*** Provided data Section Begins ***
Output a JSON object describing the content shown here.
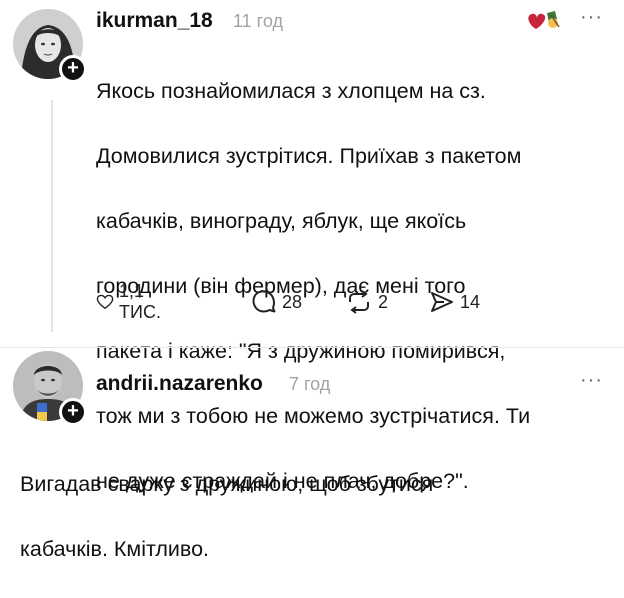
{
  "post": {
    "username": "ikurman_18",
    "time": "11 год",
    "more": "···",
    "text_lines": [
      "Якось познайомилася з хлопцем на сз.",
      "Домовилися зустрітися. Приїхав з пакетом",
      "кабачків, винограду, яблук, ще якоїсь",
      "городини (він фермер), дає мені того",
      "пакета і каже: \"Я з дружиною помирився,",
      "тож ми з тобою не можемо зустрічатися. Ти",
      "не дуже страждай і не плач, добре?\"."
    ],
    "likes": "1,1 ТИС.",
    "comments": "28",
    "reposts": "2",
    "shares": "14",
    "heart_icon": "heart-icon",
    "comment_icon": "comment-icon",
    "repost_icon": "repost-icon",
    "share_icon": "share-icon"
  },
  "reply": {
    "username": "andrii.nazarenko",
    "time": "7 год",
    "more": "···",
    "text_lines": [
      "Вигадав сварку з дружиною, щоб збутися",
      "кабачків. Кмітливо."
    ]
  },
  "colors": {
    "accent_heart": "#c8243a",
    "muted_text": "#a3a3a3"
  }
}
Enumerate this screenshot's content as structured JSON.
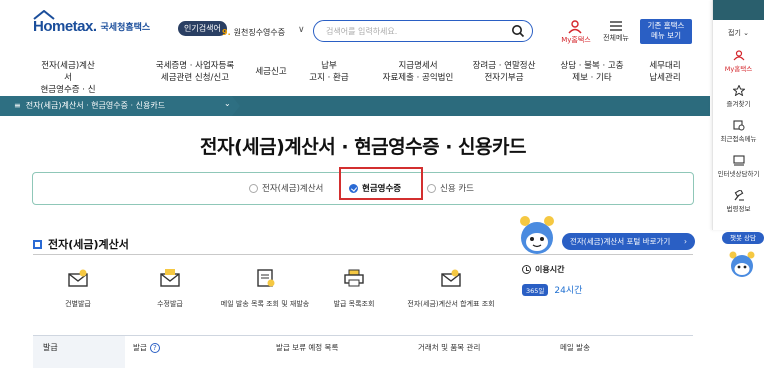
{
  "header": {
    "logo_text": "Hometax.",
    "logo_sub": "국세청홈택스",
    "popular_label": "인기검색어",
    "popular_rank": "9.",
    "popular_term": "원천징수영수증",
    "search_placeholder": "검색어를 입력하세요.",
    "my_label": "My홈택스",
    "all_menu_label": "전체메뉴",
    "prev_hometax_line1": "기존 홈택스",
    "prev_hometax_line2": "메뉴 보기"
  },
  "nav": [
    {
      "l1": "전자(세금)계산서",
      "l2": "현금영수증 · 신용카드"
    },
    {
      "l1": "국세증명 · 사업자등록",
      "l2": "세금관련 신청/신고"
    },
    {
      "l1": "세금신고",
      "l2": ""
    },
    {
      "l1": "납부",
      "l2": "고지 · 환급"
    },
    {
      "l1": "지급명세서",
      "l2": "자료제출 · 공익법인"
    },
    {
      "l1": "장려금 · 연말정산",
      "l2": "전자기부금"
    },
    {
      "l1": "상담 · 불복 · 고충",
      "l2": "제보 · 기타"
    },
    {
      "l1": "세무대리",
      "l2": "납세관리"
    }
  ],
  "breadcrumb": {
    "text": "전자(세금)계산서 · 현금영수증 · 신용카드"
  },
  "page_title": "전자(세금)계산서 · 현금영수증 · 신용카드",
  "tabs": [
    {
      "label": "전자(세금)계산서",
      "active": false
    },
    {
      "label": "현금영수증",
      "active": true
    },
    {
      "label": "신용 카드",
      "active": false
    }
  ],
  "section": {
    "title": "전자(세금)계산서",
    "portal_button": "전자(세금)계산서 포털 바로가기",
    "icons": [
      {
        "label": "건별발급",
        "icon": "envelope-pen-icon"
      },
      {
        "label": "수정발급",
        "icon": "envelope-edit-icon"
      },
      {
        "label": "메일 발송 목록 조회 및 재발송",
        "icon": "document-mail-icon"
      },
      {
        "label": "발급 목록조회",
        "icon": "printer-icon"
      },
      {
        "label": "전자(세금)계산서 합계표 조회",
        "icon": "envelope-search-icon"
      }
    ],
    "hours_title": "이용시간",
    "hours_badge": "365일",
    "hours_value": "24시간"
  },
  "table_row": {
    "header": "발급",
    "cells": [
      "발급",
      "발급 보류 예정 목록",
      "거래처 및 품목 관리",
      "메일 발송"
    ]
  },
  "rail": {
    "fold": "접기",
    "items": [
      {
        "label": "My홈택스",
        "icon": "person-icon"
      },
      {
        "label": "즐겨찾기",
        "icon": "star-icon"
      },
      {
        "label": "최근접속메뉴",
        "icon": "recent-icon"
      },
      {
        "label": "인터넷상담하기",
        "icon": "chat-icon"
      },
      {
        "label": "법령정보",
        "icon": "gavel-icon"
      }
    ],
    "chatbot": "챗봇 상담"
  },
  "colors": {
    "primary": "#2a5fc4",
    "breadcrumb": "#2c6b7d",
    "highlight": "#d32f2f",
    "brand": "#1b4e9b"
  }
}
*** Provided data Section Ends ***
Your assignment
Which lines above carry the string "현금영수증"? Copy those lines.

Exercise output
      "l2": "현금영수증 · 신용카드"
    "text": "전자(세금)계산서 · 현금영수증 · 신용카드"
  "page_title": "전자(세금)계산서 · 현금영수증 · 신용카드",
      "label": "현금영수증",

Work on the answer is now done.